"That is not how it would come," Santorum asserted. "No foreign government could come to your campaign and say 'I'm the Russian government --'" he began before the entire panel exploded.
Trump fires his pollsters after campaign leaks show him losing in 11 battleground states
President Donald Trump is reportedly cutting ties with some of his pollsters after leaks from his campaign showed him losing in some battleground states.
NBC reported on Sunday that the firings came after someone leaked polls that indicated Trump is losing to Democratic presidential candidate Joe Biden in 11 battleground states.
"A separate person close to the Trump re-election team told NBC News Saturday that the campaign will be cutting ties with some of its pollsters in response to the information leaks, although the person did not elaborate as to which pollsters would be let go," the report said.
Trump moves to take unchecked power: Article II of the Constitution ‘allows me to do whatever I want’
President Donald Trump insisted in a recent interview that he chose not to "go around firing everybody" during the Russia investigation because it did not "work out too well" for President Richard Nixon, who resigned from office. He also said that the U.S. Constitution allows him to do "whatever I want."
In an interview on ABC, host George Stephanopoulos noted that the special counsel's report said that Trump had ordered his White House counsel to fire Robert Mueller.

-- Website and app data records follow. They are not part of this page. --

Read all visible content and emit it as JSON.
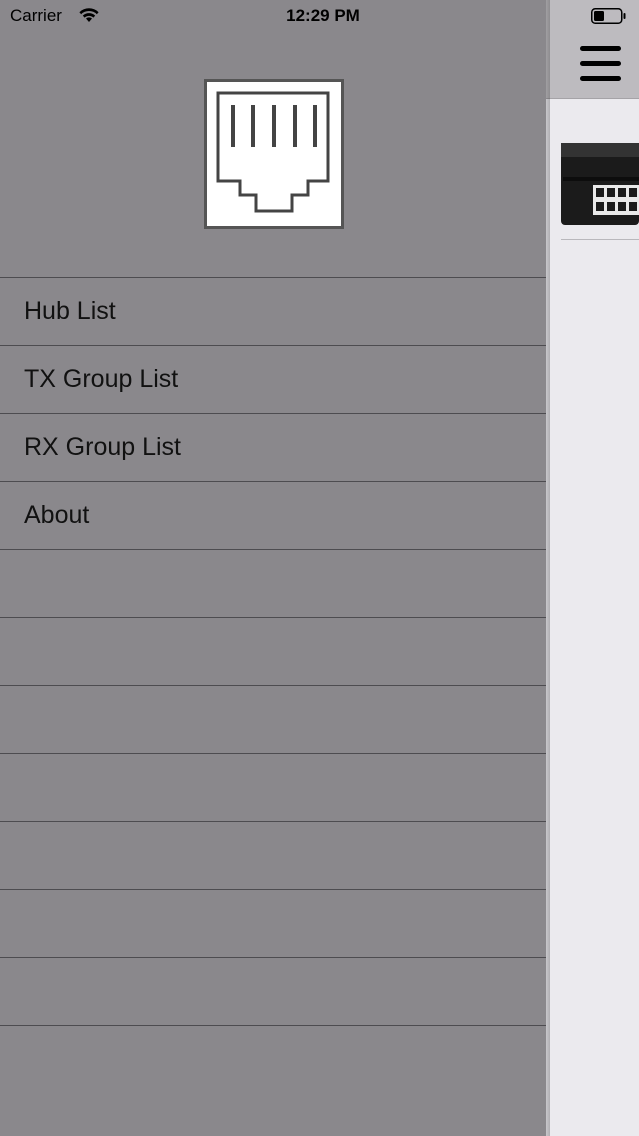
{
  "status_bar": {
    "carrier": "Carrier",
    "time": "12:29 PM",
    "wifi_icon": "wifi-icon",
    "battery_icon": "battery-icon"
  },
  "drawer": {
    "logo_icon": "ethernet-port-icon",
    "menu_items": [
      {
        "label": "Hub List"
      },
      {
        "label": "TX Group List"
      },
      {
        "label": "RX Group List"
      },
      {
        "label": "About"
      },
      {
        "label": ""
      },
      {
        "label": ""
      },
      {
        "label": ""
      },
      {
        "label": ""
      },
      {
        "label": ""
      },
      {
        "label": ""
      },
      {
        "label": ""
      },
      {
        "label": ""
      }
    ]
  },
  "main": {
    "menu_icon": "hamburger-menu-icon",
    "thumbnail": "network-switch-image"
  },
  "colors": {
    "drawer_bg": "#8a888c",
    "header_bg": "#bdbbbf",
    "main_bg": "#ebeaee",
    "separator": "#4d4c50"
  }
}
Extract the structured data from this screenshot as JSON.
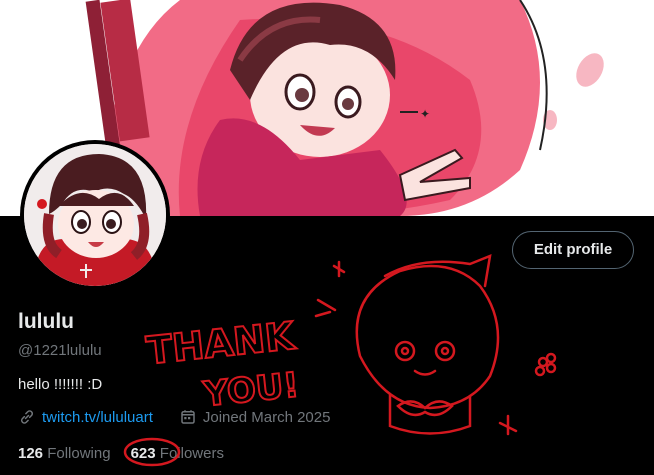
{
  "profile": {
    "display_name": "lululu",
    "handle": "@1221lululu",
    "bio": "hello !!!!!!! :D",
    "link": "twitch.tv/lululuart",
    "joined": "Joined March 2025",
    "following_count": "126",
    "following_label": "Following",
    "followers_count": "623",
    "followers_label": "Followers"
  },
  "actions": {
    "edit_profile": "Edit profile"
  },
  "doodle": {
    "thank": "THANK",
    "you": "YOU!"
  },
  "colors": {
    "link": "#1d9bf0",
    "muted": "#71767b",
    "doodle": "#d4181f",
    "background": "#000000"
  },
  "icons": [
    "link-icon",
    "calendar-icon"
  ]
}
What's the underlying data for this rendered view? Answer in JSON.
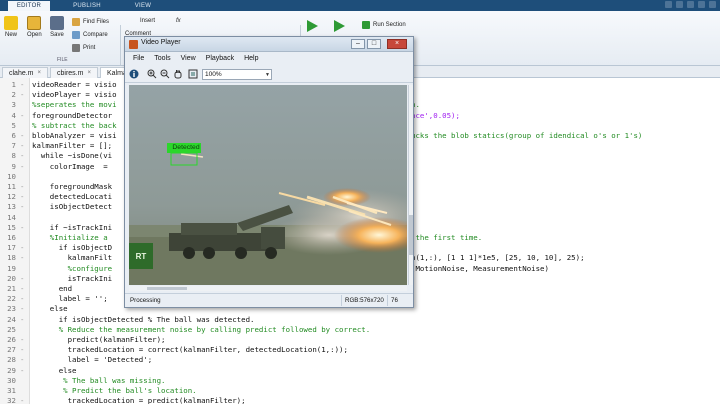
{
  "ribbon": {
    "tabs": [
      "EDITOR",
      "PUBLISH",
      "VIEW"
    ],
    "buttons": {
      "new": "New",
      "open": "Open",
      "save": "Save",
      "find_files": "Find Files",
      "compare": "Compare",
      "print": "Print",
      "insert": "Insert",
      "fx": "fx",
      "comment": "Comment",
      "run_section": "Run Section"
    },
    "group_file": "FILE"
  },
  "editor_tabs": [
    "clahe.m",
    "cbires.m",
    "Kalman"
  ],
  "lines": [
    {
      "n": "1",
      "code": "videoReader = visio",
      "mark": "-"
    },
    {
      "n": "2",
      "code": "videoPlayer = visio",
      "mark": "-"
    },
    {
      "n": "3",
      "code": "%seperates the movi",
      "mark": ""
    },
    {
      "n": "4",
      "code": "foregroundDetector ",
      "mark": "-"
    },
    {
      "n": "5",
      "code": "% subtract the back",
      "mark": ""
    },
    {
      "n": "6",
      "code": "blobAnalyzer = visi",
      "mark": "-"
    },
    {
      "n": "7",
      "code": "kalmanFilter = [];",
      "mark": "-"
    },
    {
      "n": "8",
      "code": "  while ~isDone(vi",
      "mark": "-"
    },
    {
      "n": "9",
      "code": "    colorImage  = ",
      "mark": "-"
    },
    {
      "n": "10",
      "code": "",
      "mark": ""
    },
    {
      "n": "11",
      "code": "    foregroundMask",
      "mark": "-"
    },
    {
      "n": "12",
      "code": "    detectedLocati",
      "mark": "-"
    },
    {
      "n": "13",
      "code": "    isObjectDetect",
      "mark": "-"
    },
    {
      "n": "14",
      "code": "",
      "mark": ""
    },
    {
      "n": "15",
      "code": "    if ~isTrackIni",
      "mark": "-"
    },
    {
      "n": "16",
      "code": "    %Initialize a ",
      "mark": ""
    },
    {
      "n": "17",
      "code": "      if isObjectD",
      "mark": "-"
    },
    {
      "n": "18",
      "code": "        kalmanFilt",
      "mark": "-"
    },
    {
      "n": "19",
      "code": "        %configure",
      "mark": ""
    },
    {
      "n": "20",
      "code": "        isTrackIni",
      "mark": "-"
    },
    {
      "n": "21",
      "code": "      end",
      "mark": "-"
    },
    {
      "n": "22",
      "code": "      label = '';",
      "mark": "-"
    },
    {
      "n": "23",
      "code": "    else",
      "mark": "-"
    },
    {
      "n": "24",
      "code": "      if isObjectDetected % The ball was detected.",
      "mark": "-"
    },
    {
      "n": "25",
      "code": "      % Reduce the measurement noise by calling predict followed by correct.",
      "mark": ""
    },
    {
      "n": "26",
      "code": "        predict(kalmanFilter);",
      "mark": "-"
    },
    {
      "n": "27",
      "code": "        trackedLocation = correct(kalmanFilter, detectedLocation(1,:));",
      "mark": "-"
    },
    {
      "n": "28",
      "code": "        label = 'Detected';",
      "mark": "-"
    },
    {
      "n": "29",
      "code": "      else",
      "mark": "-"
    },
    {
      "n": "30",
      "code": "       % The ball was missing.",
      "mark": ""
    },
    {
      "n": "31",
      "code": "       % Predict the ball's location.",
      "mark": ""
    },
    {
      "n": "32",
      "code": "        trackedLocation = predict(kalmanFilter);",
      "mark": "-"
    }
  ],
  "right_fragments": [
    {
      "line": 3,
      "text": "n."
    },
    {
      "line": 4,
      "text": "ace',0.05);"
    },
    {
      "line": 6,
      "text": "ucks the blob statics(group of idendical o's or 1's)"
    },
    {
      "line": 16,
      "text": " the first time."
    },
    {
      "line": 18,
      "text": "n(1,:), [1 1 1]*1e5, [25, 10, 10], 25);"
    },
    {
      "line": 19,
      "text": "(MotionNoise, MeasurementNoise)"
    }
  ],
  "video_player": {
    "title": "Video Player",
    "menu": [
      "File",
      "Tools",
      "View",
      "Playback",
      "Help"
    ],
    "zoom": "100%",
    "detected_label": "Detected",
    "watermark": "RT",
    "status": "Processing",
    "resolution": "RGB:576x720",
    "frame": "76"
  },
  "colors": {
    "ribbon_blue": "#1e4e7a",
    "comment_green": "#228b22",
    "string_purple": "#a020f0",
    "detected_box": "#2bd62b"
  }
}
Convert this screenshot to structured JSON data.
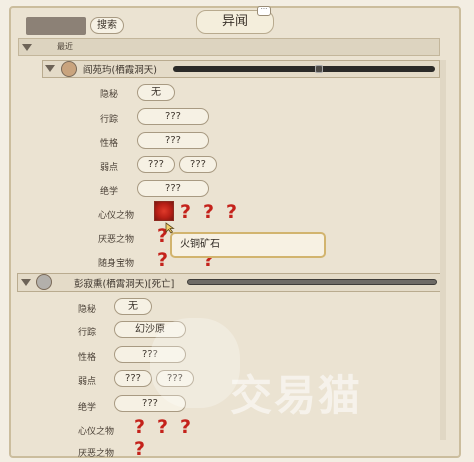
{
  "header": {
    "search_label": "搜索",
    "title": "异闻",
    "bubble": "···",
    "recent_label": "最近"
  },
  "characters": [
    {
      "name": "阎苑玙(栖霞洞天)",
      "status": "",
      "fields": {
        "yinmi_label": "隐秘",
        "yinmi_value": "无",
        "xingzong_label": "行踪",
        "xingzong_value": "???",
        "xingge_label": "性格",
        "xingge_value": "???",
        "ruodian_label": "弱点",
        "ruodian_value_1": "???",
        "ruodian_value_2": "???",
        "juexue_label": "绝学",
        "juexue_value": "???",
        "xinyi_label": "心仪之物",
        "yanwu_label": "厌恶之物",
        "suishen_label": "随身宝物"
      },
      "question_mark": "?"
    },
    {
      "name": "彭寂熏(栖霄洞天)[死亡]",
      "fields": {
        "yinmi_label": "隐秘",
        "yinmi_value": "无",
        "xingzong_label": "行踪",
        "xingzong_value": "幻沙原",
        "xingge_label": "性格",
        "xingge_value": "???",
        "ruodian_label": "弱点",
        "ruodian_value_1": "???",
        "ruodian_value_2": "???",
        "juexue_label": "绝学",
        "juexue_value": "???",
        "xinyi_label": "心仪之物",
        "yanwu_label": "厌恶之物"
      },
      "question_mark": "?"
    }
  ],
  "tooltip": {
    "text": "火铜矿石"
  },
  "watermark": {
    "text": "交易猫"
  }
}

"Number one, I was never going to fire Mueller," Trump insisted. "I never suggested firing Mueller."
"That's not what [the special counsel] says," the ABC host interrupted.